The plug-in consists of a "DLL" file (Windows) or "so" file (Linux) for the fluid solver node (compiled C++ code for 32 bit and 64 bit versions of XSI). Additionally, there are several compounds that come along. They allow you to plug objects and/or their geometry into the emFluid2 node or compound.
You can use objects or geometry to add velocity, fuel, oxygene, density and heat to the fluid boxes in which the particles move around.
An optimized workflow as well as usefull compounds will let you create great flames and smoke (in real time) in just a couple of minutes!
emFluid3 is well integrated into ICE and you use it just as easily as all the other nodes and compounds in ICE.
Brief history of fluid solvers
In the 18th and 19th century a mathematical model was developed for fluid flows, the so-called Navier Stokes Equations.
In the middle of the 20th century, when computers started to play an important role in research and development, algorithms were developed to solve these equations, therefore allowing simulations of fluid flows. The simulations were accurate, but required enormous calculations. They were definitely not real-time.
In the 1990s Jos Stam developed a stable fluid solver based on the above mentioned equations. Its purpose was not to simulate real fluid flows, but to create visual effects that look like real fluid flows. And, most important, to allow computers to calculate those effects in real-time.
I believe the main ideas in his paper "Real-Time fluid Dynamics for Games" are found in most of the fluid solvers that are used for 3D graphics.
Summer 2007 my friend Oliver W. (pixelpanic) asked me to code a simple fluid plug-in for XSI. Actually, he had been bugging me with that for over three years :-) Anyway, I was at his place for a few days and that's where we made the first beta version of emFluid for Softimage|XSI's particle system.
Shortly after Softimage released XSI 7.0 I started coding my first ICE plug-in (called emNewton) in order to become familiar with ICE and its SDK. After it was released I started programming the emFluid version for ICE and Oliver once again was a great help during the development of the plug-in.
The little fire and flame animation on the right side was rendered with emRPC v.3.05 in 800x800 pixels with anti-alias on a Dual 2 Quad processor (average render time per frame: less than 4 seconds).
The ZIP file containing the demo version can be downloaded here:
download emFluid3 demo version (version 3.01).
The ZIP file containing XSI demo and tutorial scenes can be downloaded here:
download demo and tutorial scenes (version 3.01).
To take a look at the online documentation:

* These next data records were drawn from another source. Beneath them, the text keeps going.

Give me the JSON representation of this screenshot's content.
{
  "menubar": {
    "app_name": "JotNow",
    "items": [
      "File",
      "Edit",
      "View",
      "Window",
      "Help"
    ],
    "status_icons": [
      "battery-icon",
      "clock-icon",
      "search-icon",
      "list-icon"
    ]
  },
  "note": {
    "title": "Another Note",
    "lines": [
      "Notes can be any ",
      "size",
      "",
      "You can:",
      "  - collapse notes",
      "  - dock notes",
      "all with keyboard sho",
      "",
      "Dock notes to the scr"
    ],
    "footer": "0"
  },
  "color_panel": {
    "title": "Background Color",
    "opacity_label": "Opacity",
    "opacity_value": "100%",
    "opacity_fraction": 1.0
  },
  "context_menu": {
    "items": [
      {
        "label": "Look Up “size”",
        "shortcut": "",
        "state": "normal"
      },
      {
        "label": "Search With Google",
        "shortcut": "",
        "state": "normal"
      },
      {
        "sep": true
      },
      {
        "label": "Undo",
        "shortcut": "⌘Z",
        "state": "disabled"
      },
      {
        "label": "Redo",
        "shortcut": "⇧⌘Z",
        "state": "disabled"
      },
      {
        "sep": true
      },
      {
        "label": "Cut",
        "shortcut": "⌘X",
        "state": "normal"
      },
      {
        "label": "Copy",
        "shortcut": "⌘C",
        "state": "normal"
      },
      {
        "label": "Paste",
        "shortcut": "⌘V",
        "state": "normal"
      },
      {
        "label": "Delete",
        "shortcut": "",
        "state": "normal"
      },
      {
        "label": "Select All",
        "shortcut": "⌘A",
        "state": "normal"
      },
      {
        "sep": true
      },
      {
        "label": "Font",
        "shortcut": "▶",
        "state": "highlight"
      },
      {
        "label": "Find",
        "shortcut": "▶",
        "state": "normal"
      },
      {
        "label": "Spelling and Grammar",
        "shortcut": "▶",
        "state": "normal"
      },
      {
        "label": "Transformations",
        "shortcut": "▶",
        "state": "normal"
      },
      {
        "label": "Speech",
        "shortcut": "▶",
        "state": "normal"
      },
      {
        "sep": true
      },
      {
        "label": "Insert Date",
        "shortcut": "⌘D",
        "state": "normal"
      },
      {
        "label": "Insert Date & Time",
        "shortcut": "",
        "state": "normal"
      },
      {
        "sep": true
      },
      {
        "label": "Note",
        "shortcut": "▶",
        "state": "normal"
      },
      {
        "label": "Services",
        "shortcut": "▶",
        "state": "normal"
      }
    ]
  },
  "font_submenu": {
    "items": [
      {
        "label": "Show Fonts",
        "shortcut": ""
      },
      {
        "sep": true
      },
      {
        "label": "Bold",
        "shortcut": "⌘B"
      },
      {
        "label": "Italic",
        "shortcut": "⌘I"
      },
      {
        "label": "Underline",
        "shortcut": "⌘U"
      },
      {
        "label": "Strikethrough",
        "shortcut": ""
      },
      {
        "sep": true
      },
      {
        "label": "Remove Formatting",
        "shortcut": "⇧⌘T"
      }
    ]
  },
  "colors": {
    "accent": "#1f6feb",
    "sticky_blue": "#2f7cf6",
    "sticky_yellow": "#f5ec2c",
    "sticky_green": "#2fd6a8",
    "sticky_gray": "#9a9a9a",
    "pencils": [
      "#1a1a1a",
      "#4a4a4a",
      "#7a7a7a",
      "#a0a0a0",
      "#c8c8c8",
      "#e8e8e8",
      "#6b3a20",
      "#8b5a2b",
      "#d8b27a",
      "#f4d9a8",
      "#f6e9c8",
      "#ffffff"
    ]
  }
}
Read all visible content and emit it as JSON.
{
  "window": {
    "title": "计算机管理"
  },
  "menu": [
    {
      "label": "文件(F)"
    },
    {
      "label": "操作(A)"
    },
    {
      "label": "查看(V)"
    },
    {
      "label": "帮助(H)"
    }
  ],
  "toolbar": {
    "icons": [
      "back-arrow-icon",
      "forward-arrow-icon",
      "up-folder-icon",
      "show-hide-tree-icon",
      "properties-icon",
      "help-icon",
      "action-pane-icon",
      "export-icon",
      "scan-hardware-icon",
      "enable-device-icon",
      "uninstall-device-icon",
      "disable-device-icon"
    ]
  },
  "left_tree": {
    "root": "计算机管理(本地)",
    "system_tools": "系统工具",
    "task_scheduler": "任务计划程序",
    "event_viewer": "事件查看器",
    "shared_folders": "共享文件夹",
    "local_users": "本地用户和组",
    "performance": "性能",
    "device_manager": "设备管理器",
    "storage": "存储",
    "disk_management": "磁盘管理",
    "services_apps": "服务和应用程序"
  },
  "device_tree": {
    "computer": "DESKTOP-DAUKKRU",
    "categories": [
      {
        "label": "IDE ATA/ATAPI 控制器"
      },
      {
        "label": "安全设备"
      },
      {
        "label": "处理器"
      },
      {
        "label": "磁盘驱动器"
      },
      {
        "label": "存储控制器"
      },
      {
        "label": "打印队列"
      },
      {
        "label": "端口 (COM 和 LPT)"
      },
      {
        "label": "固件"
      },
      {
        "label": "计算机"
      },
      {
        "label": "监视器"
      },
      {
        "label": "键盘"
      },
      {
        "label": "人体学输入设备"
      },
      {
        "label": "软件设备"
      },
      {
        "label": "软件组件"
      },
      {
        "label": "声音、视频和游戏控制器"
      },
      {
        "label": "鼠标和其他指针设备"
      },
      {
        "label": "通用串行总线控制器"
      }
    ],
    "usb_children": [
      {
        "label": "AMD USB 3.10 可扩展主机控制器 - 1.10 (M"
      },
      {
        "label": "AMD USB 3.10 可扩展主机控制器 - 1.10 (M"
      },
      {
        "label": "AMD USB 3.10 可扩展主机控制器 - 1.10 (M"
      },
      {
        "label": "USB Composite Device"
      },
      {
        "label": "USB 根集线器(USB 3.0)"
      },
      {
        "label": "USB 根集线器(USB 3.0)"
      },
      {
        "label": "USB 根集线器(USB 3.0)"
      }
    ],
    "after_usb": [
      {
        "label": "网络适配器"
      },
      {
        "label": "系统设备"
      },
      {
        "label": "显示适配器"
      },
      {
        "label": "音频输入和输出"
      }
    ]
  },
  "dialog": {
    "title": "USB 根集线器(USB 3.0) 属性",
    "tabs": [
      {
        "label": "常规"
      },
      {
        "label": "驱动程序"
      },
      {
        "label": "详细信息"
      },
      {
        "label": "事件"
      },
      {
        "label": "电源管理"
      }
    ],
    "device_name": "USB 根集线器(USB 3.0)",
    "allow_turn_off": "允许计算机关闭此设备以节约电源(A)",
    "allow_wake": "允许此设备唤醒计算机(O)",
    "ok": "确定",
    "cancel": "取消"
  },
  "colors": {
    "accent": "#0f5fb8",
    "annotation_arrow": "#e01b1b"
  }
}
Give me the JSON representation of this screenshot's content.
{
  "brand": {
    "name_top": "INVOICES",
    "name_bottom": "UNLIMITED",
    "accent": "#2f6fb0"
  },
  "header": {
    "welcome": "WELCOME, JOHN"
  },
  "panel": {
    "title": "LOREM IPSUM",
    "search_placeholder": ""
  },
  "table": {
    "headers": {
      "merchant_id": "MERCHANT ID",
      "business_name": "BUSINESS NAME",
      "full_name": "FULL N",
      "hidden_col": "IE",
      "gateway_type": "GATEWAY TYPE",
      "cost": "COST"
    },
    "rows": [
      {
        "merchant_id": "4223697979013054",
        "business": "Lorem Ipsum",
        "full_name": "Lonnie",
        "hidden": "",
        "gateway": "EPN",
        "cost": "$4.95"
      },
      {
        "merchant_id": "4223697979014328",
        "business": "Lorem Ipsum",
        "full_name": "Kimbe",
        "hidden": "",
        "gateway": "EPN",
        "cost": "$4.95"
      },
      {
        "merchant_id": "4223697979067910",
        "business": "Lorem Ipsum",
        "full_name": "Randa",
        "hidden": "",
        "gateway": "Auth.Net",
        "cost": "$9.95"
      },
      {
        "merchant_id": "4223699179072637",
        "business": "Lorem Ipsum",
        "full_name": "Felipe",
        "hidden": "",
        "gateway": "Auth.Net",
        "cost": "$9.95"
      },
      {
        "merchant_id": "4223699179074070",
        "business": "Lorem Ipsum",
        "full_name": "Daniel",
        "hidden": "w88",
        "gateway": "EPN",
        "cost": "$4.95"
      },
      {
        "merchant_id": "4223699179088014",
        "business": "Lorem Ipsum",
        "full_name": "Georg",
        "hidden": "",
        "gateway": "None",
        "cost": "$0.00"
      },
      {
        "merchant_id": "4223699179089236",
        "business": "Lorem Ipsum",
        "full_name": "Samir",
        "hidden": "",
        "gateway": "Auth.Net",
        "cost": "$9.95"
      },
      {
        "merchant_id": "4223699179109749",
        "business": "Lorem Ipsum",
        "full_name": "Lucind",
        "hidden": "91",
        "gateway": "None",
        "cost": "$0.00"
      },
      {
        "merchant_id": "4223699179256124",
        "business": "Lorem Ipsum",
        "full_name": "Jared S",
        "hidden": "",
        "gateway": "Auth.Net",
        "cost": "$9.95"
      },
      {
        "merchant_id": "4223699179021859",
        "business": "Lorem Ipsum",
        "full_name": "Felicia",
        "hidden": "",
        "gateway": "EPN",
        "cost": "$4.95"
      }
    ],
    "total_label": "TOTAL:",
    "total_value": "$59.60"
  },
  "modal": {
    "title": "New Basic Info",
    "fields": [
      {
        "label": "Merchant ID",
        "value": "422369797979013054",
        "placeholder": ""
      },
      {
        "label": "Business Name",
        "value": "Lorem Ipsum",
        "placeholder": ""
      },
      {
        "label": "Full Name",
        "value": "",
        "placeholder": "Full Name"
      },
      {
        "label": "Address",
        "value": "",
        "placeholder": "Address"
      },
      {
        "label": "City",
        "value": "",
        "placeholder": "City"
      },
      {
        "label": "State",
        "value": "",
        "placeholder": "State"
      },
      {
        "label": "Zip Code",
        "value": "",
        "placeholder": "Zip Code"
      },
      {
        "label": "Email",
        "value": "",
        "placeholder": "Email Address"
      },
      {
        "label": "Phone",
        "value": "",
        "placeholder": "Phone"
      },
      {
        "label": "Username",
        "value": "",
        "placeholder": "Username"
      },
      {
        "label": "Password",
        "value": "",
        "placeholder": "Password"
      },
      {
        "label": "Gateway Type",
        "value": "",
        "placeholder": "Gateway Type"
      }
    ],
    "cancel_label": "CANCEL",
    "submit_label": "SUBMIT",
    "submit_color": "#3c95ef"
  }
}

emFluid3 online documentation (version 3.01).
To purchase the full version of emFluid3 please click on the following link:
Order emFluid3 for ICE
If for some reason you have problems with the above link you can also contact me directly.
Until then, please check out my Mootzoid's Vimeo Page on which you can look at some tutorial videos in which I demonstrate how to use emFluid3, as well as the emFluid2 page which has many demo animations that of course can also be created with emFluid3.
Here is a nice test animation from Oliver's Vimeo Page. It was done with an earlier beta of emFluid3, emRPC 3.0 and mental ray. Oliver also made a "how to" - video concerning this animation, showing how he set up his ICE Tree and the rendering.
First a usefull link: emFluid3 online documentation (version 3.01).
Please note that the online documentation (as well as this whole web site is best viewed with Mozilla Firefox or Internet Explorer 8. Latter is especially important if you want to view the online documentation in XSI's Net View.
-this plug-in runs fine with Softimage 2010 SP1 and above.
-the documentation is a little lean.
-the fluid boxes scaling cannot be animated.
Need your feedback:
As mentioned above, the documentation is not really extensive. The two main reasons for that are 1) I am not a very good documentation writer and 2) I am a lazy documentation writer. I would greatly appreciate some feedback! So if something about emFluid3 is not well explained (or maybe even not explained at all) in the documentation then please write me a short e-mail. I will then write what is missing and/or make a demo scene.
Should you be interested in a version of this plug-in for XSI's particle system then please go to the
emFluid (version 1.1) page. There you can download the demo version of emFluid version 1.0.
You can find some more example animations on the emFluid2 (version 2.xx) page.